Thinking back to my 5th grade science class, I remember Mr. Winkler teaching my classmates and me about sampling. The question on the unit test was, “It’s Thursday and you just realized you forgot to do your homework which is due tomorrow! The assignment is to find out, by grade, which season is the students’ favorite. What do you do?” The right answer: “There is not enough time to survey all students in the school. As there are three classrooms in each grade, visit one room in each grade level and survey them as a sample set of what the entire grade’s preference is.” The notion left an impression on me – in fact, I’m still moved by it nearly 40 years later!
This notion of sampling came to mind recently when I had the chance to sit down with entrepreneur and author, Jennifer Turliuk, about her book, How to Figure Out What to Do with Your Life (Next), which offers an easy to follow, step-by-step framework for maximizing career satisfaction and long-range fulfillment. Like my story from 1982, Jennifer described to me a conversation she had several years ago with Stanford professor, John Krumboltz, an international career expert, who suggested that Jennifer sample different career experiences to discover which one(s) she was really interested in pursuing.

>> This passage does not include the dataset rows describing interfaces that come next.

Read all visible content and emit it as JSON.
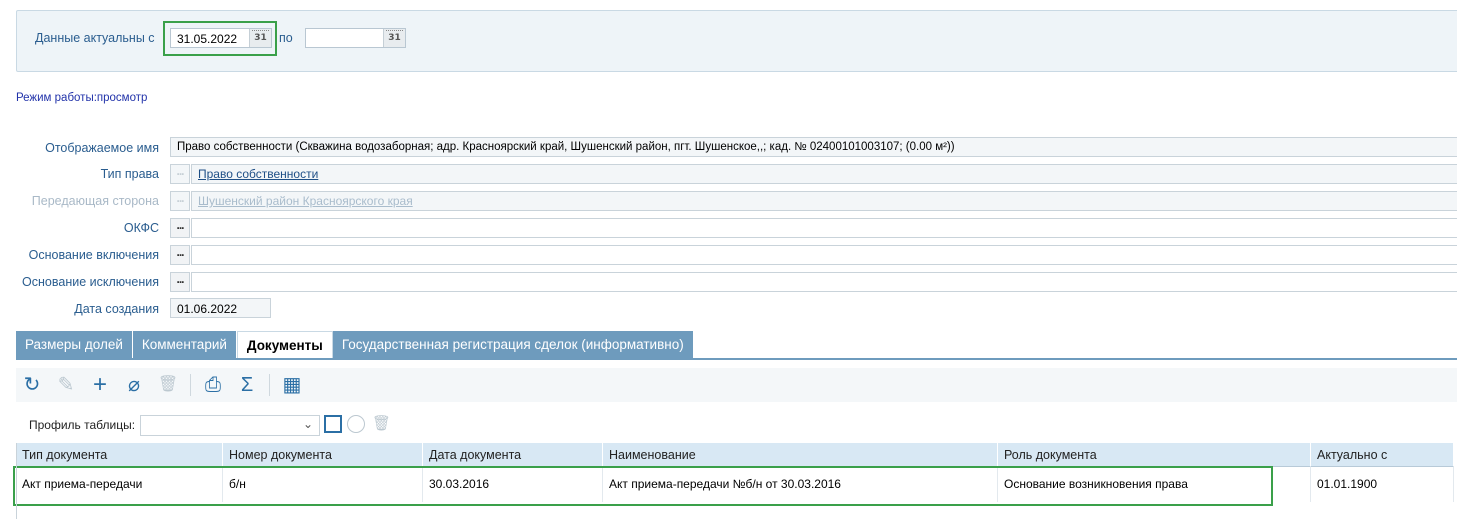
{
  "filter": {
    "actual_label": "Данные актуальны с",
    "date_from": "31.05.2022",
    "to_label": "по",
    "date_to": "",
    "calendar_glyph": "31"
  },
  "mode_text": "Режим работы:просмотр",
  "form": {
    "display_name_label": "Отображаемое имя",
    "display_name_value": "Право собственности (Скважина водозаборная; адр. Красноярский край, Шушенский район, пгт. Шушенское,,; кад. № 02400101003107; (0.00 м²))",
    "right_type_label": "Тип права",
    "right_type_value": "Право собственности",
    "transferring_label": "Передающая сторона",
    "transferring_value": "Шушенский район Красноярского края",
    "okfs_label": "ОКФС",
    "okfs_value": "",
    "incl_basis_label": "Основание включения",
    "incl_basis_value": "",
    "excl_basis_label": "Основание исключения",
    "excl_basis_value": "",
    "created_label": "Дата создания",
    "created_value": "01.06.2022",
    "picker_glyph": "..."
  },
  "tabs": [
    {
      "label": "Размеры долей"
    },
    {
      "label": "Комментарий"
    },
    {
      "label": "Документы"
    },
    {
      "label": "Государственная регистрация сделок (информативно)"
    }
  ],
  "toolbar": {
    "icons": [
      "refresh-icon",
      "edit-icon",
      "add-icon",
      "attach-icon",
      "delete-icon",
      "print-icon",
      "sum-icon",
      "table-settings-icon"
    ],
    "glyphs": {
      "refresh": "↻",
      "edit": "✎",
      "add": "+",
      "attach": "⌀",
      "delete": "🗑",
      "print": "⎙",
      "sum": "Σ",
      "table": "▦"
    }
  },
  "profile": {
    "label": "Профиль таблицы:",
    "value": ""
  },
  "grid": {
    "columns": [
      "Тип документа",
      "Номер документа",
      "Дата документа",
      "Наименование",
      "Роль документа",
      "Актуально с"
    ],
    "rows": [
      [
        "Акт приема-передачи",
        "б/н",
        "30.03.2016",
        "Акт приема-передачи №б/н от 30.03.2016",
        "Основание возникновения права",
        "01.01.1900"
      ]
    ]
  },
  "colors": {
    "accent": "#6e9bbd",
    "highlight": "#3aa04a",
    "label": "#2a5d8f"
  }
}
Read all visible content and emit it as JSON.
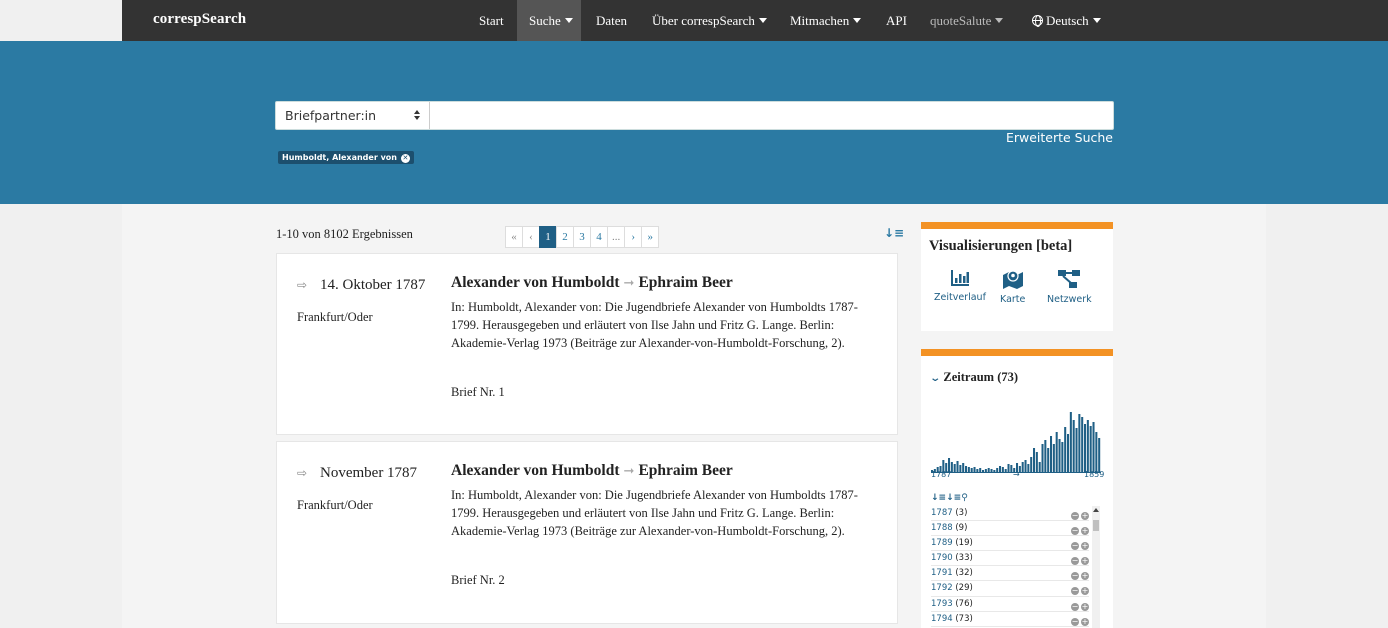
{
  "navbar": {
    "brand": "correspSearch",
    "items": [
      {
        "label": "Start"
      },
      {
        "label": "Suche"
      },
      {
        "label": "Daten"
      },
      {
        "label": "Über correspSearch"
      },
      {
        "label": "Mitmachen"
      },
      {
        "label": "API"
      },
      {
        "label": "quoteSalute"
      },
      {
        "label": "Deutsch"
      }
    ]
  },
  "search": {
    "select_value": "Briefpartner:in",
    "input_value": "",
    "advanced_label": "Erweiterte Suche",
    "filter_tag": "Humboldt, Alexander von"
  },
  "results": {
    "count_text": "1-10 von 8102 Ergebnissen",
    "pagination": [
      "«",
      "‹",
      "1",
      "2",
      "3",
      "4",
      "...",
      "›",
      "»"
    ],
    "sort_icon": "sort-icon",
    "cards": [
      {
        "date": "14. Oktober 1787",
        "place": "Frankfurt/Oder",
        "sender": "Alexander von Humboldt",
        "receiver": "Ephraim Beer",
        "source": "In: Humboldt, Alexander von: Die Jugendbriefe Alexander von Humboldts 1787-1799. Herausgegeben und erläutert von Ilse Jahn und Fritz G. Lange. Berlin: Akademie-Verlag 1973 (Beiträge zur Alexander-von-Humboldt-Forschung, 2).",
        "number": "Brief Nr. 1"
      },
      {
        "date": "November 1787",
        "place": "Frankfurt/Oder",
        "sender": "Alexander von Humboldt",
        "receiver": "Ephraim Beer",
        "source": "In: Humboldt, Alexander von: Die Jugendbriefe Alexander von Humboldts 1787-1799. Herausgegeben und erläutert von Ilse Jahn und Fritz G. Lange. Berlin: Akademie-Verlag 1973 (Beiträge zur Alexander-von-Humboldt-Forschung, 2).",
        "number": "Brief Nr. 2"
      }
    ]
  },
  "sidebar": {
    "vis_title": "Visualisierungen [beta]",
    "vis_items": [
      {
        "label": "Zeitverlauf",
        "icon": "bar-chart-icon"
      },
      {
        "label": "Karte",
        "icon": "map-icon"
      },
      {
        "label": "Netzwerk",
        "icon": "network-icon"
      }
    ],
    "zeitraum_title": "Zeitraum (73)",
    "hist_start": "1787",
    "hist_arrow": "→",
    "hist_end": "1859",
    "years": [
      {
        "year": "1787",
        "count": "(3)"
      },
      {
        "year": "1788",
        "count": "(9)"
      },
      {
        "year": "1789",
        "count": "(19)"
      },
      {
        "year": "1790",
        "count": "(33)"
      },
      {
        "year": "1791",
        "count": "(32)"
      },
      {
        "year": "1792",
        "count": "(29)"
      },
      {
        "year": "1793",
        "count": "(76)"
      },
      {
        "year": "1794",
        "count": "(73)"
      }
    ]
  },
  "colors": {
    "navbar": "#333333",
    "hero": "#2b7aa3",
    "accent": "#f39224",
    "link": "#1f5f85"
  }
}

This notion of sampling, or “prototyping” as Jennifer calls it, allows one to engage in the lowest-commitment manner to test a variety of options. Like the concept popularized by Eric Ries in his book, The Lean Startup, “minimum viable product” or “MVP,” Jennifer suggests a “minimum viable commitment” in a try-before-you-buy sort of way that helps the job seeker to determine if the opportunity is worth pursuing. For Jennifer, this was critical. She engaged in a series of one-to-five-day job shadowing experiences with a number of companies whereby she shadowed various associates in each firm to get a sense for a day-in-the-life of that individual. In an article she wrote on the topic she said, “I’m so happy that I took the time to prototype my different career options – and am grateful for the fact that it was nearly free to do so.
Jennifer describes her mission as helping people to be more than they currently are. Her advice for those interested in giving prototyping a try:
- Reach Out and Engage in Informational Interviews. Most people are surprisingly approachable and willing to talk about their career journeys. Take some time to learn about them, their companies, and their industries. If you can’t spend a lot of time job shadowing, spend a few hours over a set period of time interviewing several people about their career experiences.
- Job Shadow. If you can swing it, ask people who you admire in jobs and/or companies that seem interesting to you if you can spend an hour, an afternoon, a day, or a week with them simply learning about what they do for a living. Don’t just observe; roll up your sleeves! Offer to help out where/when you can.
Chances are that by connecting with a few people and following this actionable roadmap for figuring out what you love, you will land in a career that brings boundless satisfaction and fulfillment.